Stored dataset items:
============================================================
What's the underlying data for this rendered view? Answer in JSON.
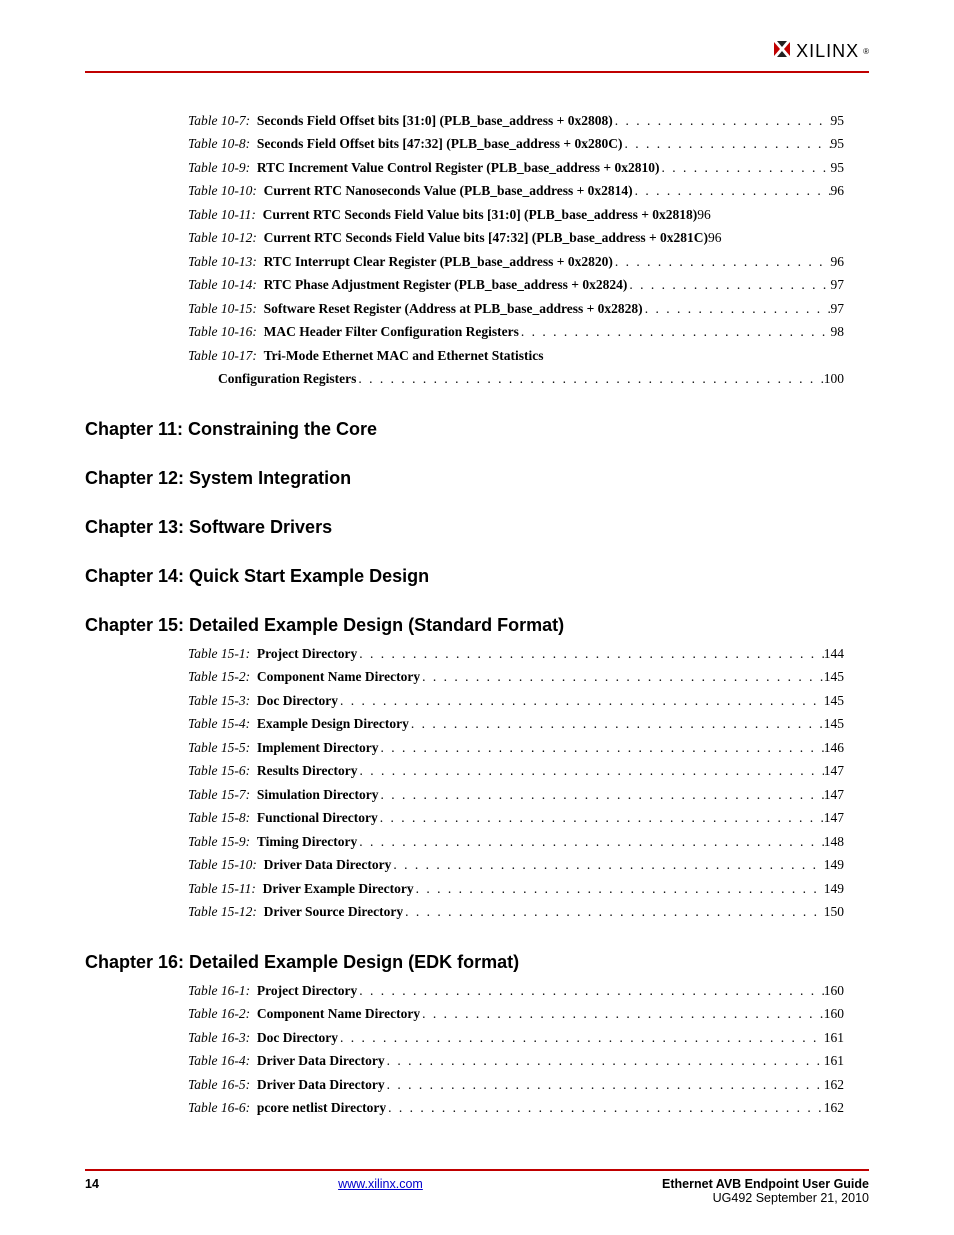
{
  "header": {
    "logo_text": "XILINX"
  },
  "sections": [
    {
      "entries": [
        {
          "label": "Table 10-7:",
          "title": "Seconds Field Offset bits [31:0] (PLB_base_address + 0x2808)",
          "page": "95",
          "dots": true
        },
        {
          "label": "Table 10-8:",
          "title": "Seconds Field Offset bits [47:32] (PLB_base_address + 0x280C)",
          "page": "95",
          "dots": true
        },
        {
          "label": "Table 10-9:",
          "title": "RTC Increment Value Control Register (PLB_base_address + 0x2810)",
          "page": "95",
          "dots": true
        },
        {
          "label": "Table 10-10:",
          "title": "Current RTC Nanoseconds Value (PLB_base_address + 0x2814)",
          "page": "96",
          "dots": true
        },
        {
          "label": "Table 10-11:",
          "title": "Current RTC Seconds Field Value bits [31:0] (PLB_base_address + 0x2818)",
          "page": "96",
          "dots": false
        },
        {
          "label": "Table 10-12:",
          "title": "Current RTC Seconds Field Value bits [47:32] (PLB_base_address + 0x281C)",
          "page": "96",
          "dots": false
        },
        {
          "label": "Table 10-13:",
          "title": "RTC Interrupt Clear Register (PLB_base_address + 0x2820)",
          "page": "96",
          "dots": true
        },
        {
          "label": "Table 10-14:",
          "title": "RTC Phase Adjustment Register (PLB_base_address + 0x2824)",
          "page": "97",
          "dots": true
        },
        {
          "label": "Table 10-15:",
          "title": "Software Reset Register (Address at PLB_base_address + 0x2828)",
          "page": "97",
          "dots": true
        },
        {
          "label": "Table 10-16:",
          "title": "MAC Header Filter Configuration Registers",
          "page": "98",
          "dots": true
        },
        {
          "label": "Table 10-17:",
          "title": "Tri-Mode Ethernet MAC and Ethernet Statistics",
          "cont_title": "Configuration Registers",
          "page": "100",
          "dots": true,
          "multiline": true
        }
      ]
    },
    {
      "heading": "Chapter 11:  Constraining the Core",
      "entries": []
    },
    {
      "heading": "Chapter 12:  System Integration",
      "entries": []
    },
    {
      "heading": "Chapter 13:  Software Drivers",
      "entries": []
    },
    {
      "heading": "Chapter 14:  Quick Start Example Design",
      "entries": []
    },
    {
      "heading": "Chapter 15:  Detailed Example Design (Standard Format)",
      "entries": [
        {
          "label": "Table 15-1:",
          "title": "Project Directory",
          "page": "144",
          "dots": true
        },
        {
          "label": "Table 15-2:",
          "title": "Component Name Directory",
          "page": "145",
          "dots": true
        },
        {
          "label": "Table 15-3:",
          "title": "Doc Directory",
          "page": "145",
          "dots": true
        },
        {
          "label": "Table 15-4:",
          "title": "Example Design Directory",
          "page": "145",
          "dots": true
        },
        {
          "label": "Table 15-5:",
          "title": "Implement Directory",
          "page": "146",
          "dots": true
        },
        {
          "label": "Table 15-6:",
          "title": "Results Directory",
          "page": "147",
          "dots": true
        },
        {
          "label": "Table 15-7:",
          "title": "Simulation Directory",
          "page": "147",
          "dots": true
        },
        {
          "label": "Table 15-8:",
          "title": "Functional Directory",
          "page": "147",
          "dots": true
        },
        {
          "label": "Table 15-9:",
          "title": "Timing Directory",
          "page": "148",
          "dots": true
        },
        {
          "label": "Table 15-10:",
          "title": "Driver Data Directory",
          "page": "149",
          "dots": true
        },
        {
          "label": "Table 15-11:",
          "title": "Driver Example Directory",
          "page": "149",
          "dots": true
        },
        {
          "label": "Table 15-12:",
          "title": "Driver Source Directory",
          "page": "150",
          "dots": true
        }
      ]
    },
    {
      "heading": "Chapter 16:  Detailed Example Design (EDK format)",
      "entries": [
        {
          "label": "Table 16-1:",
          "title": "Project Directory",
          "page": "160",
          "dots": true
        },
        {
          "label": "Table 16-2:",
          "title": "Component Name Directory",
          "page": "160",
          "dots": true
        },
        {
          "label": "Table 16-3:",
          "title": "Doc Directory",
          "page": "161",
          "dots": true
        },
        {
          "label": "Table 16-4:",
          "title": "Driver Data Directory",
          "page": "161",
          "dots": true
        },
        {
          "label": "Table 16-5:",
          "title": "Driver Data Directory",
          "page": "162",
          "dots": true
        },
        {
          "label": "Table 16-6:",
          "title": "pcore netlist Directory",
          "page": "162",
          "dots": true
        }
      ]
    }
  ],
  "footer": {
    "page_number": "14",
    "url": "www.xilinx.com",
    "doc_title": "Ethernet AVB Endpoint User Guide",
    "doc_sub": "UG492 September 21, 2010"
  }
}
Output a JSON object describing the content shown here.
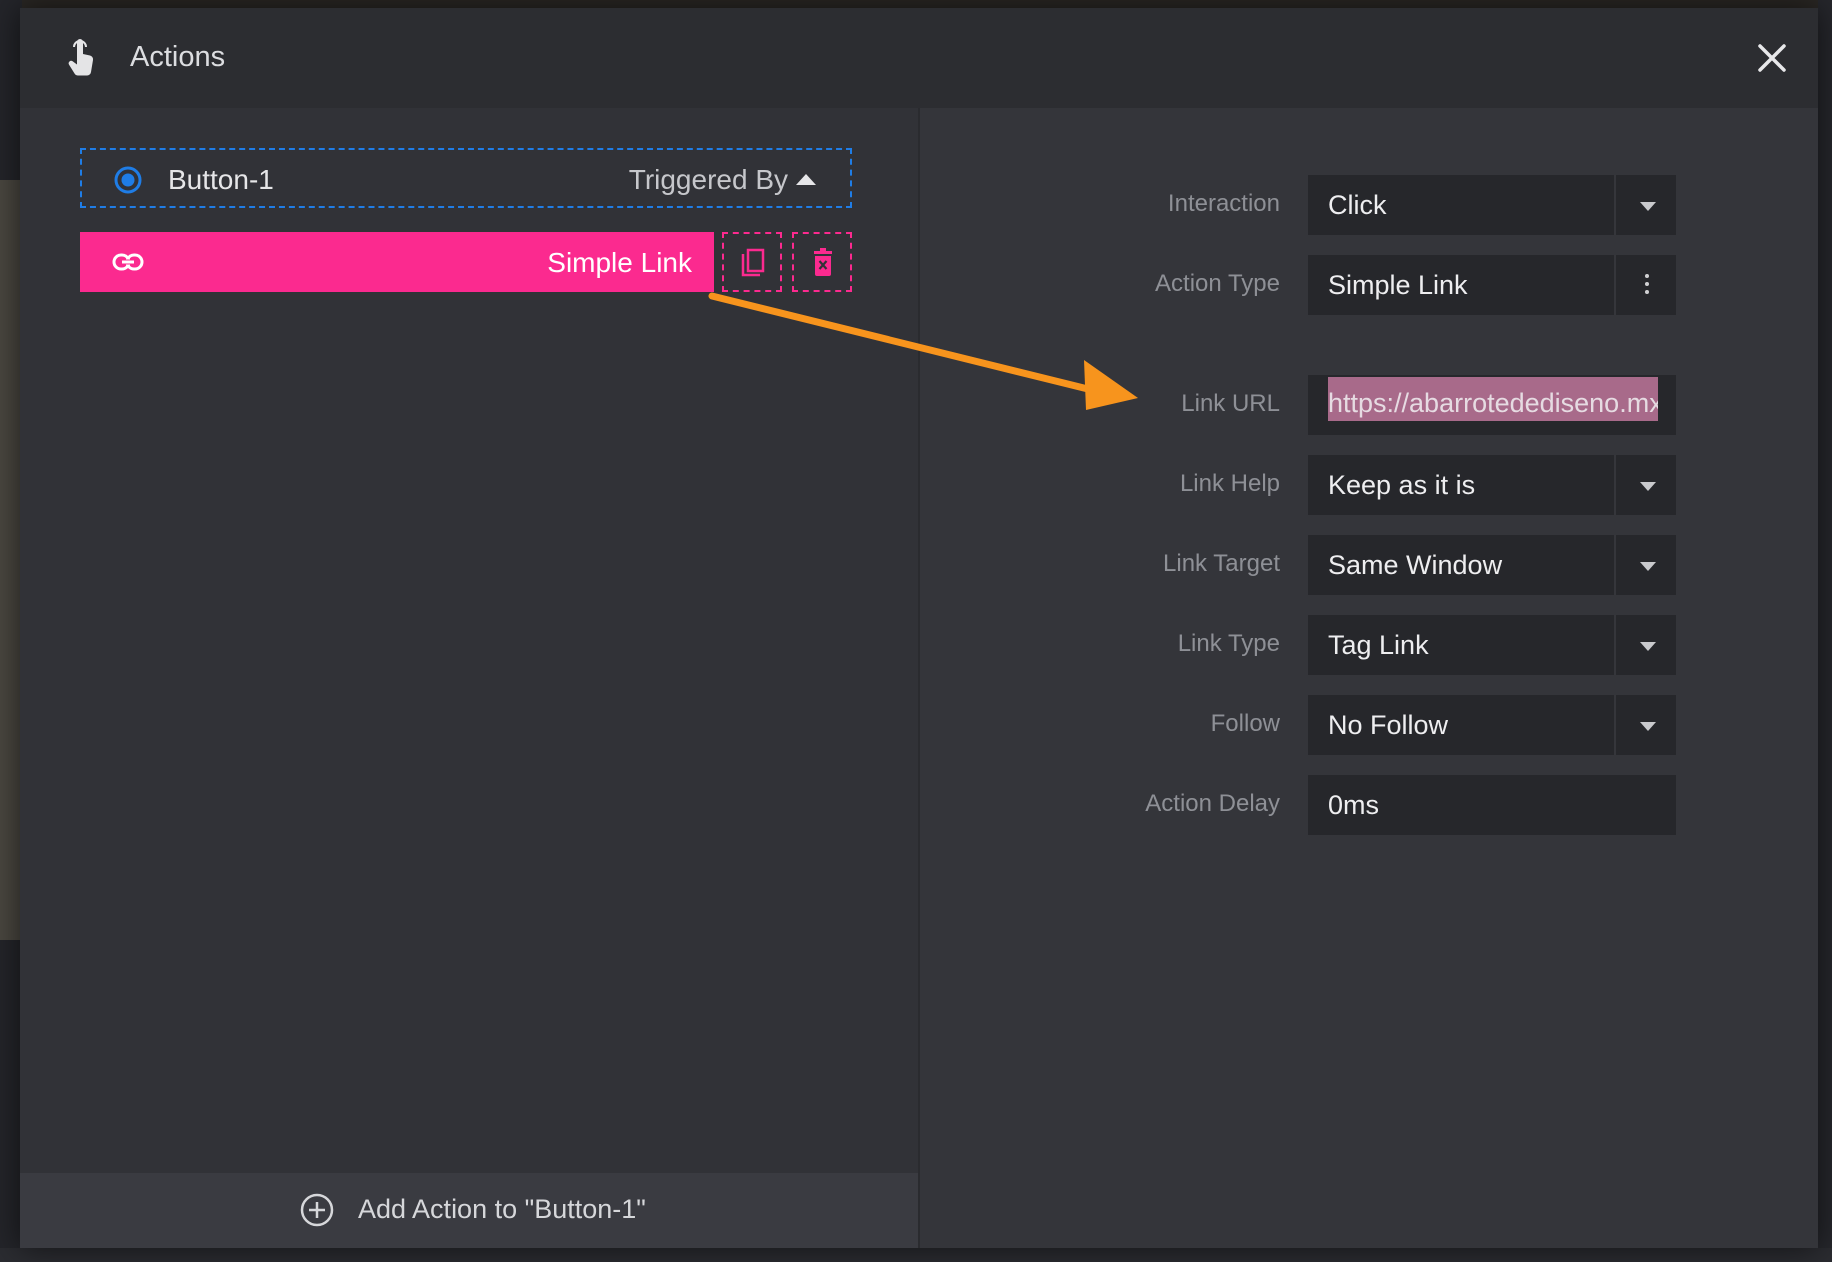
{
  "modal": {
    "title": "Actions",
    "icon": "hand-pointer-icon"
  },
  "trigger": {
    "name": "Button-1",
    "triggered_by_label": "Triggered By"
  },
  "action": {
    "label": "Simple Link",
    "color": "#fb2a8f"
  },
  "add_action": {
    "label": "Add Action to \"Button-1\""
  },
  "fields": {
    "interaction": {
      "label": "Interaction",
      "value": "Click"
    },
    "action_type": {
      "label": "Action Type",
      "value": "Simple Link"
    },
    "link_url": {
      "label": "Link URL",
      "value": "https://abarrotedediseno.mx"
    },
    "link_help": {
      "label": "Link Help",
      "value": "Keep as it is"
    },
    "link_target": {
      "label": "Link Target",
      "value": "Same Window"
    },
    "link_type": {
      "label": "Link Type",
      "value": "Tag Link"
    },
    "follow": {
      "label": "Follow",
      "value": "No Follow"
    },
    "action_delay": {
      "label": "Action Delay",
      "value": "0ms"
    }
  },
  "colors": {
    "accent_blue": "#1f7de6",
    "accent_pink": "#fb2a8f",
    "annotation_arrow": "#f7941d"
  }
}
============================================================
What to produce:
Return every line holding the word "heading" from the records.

Response to the task:
      "heading": "Chapter 11:  Constraining the Core",
      "heading": "Chapter 12:  System Integration",
      "heading": "Chapter 13:  Software Drivers",
      "heading": "Chapter 14:  Quick Start Example Design",
      "heading": "Chapter 15:  Detailed Example Design (Standard Format)",
      "heading": "Chapter 16:  Detailed Example Design (EDK format)",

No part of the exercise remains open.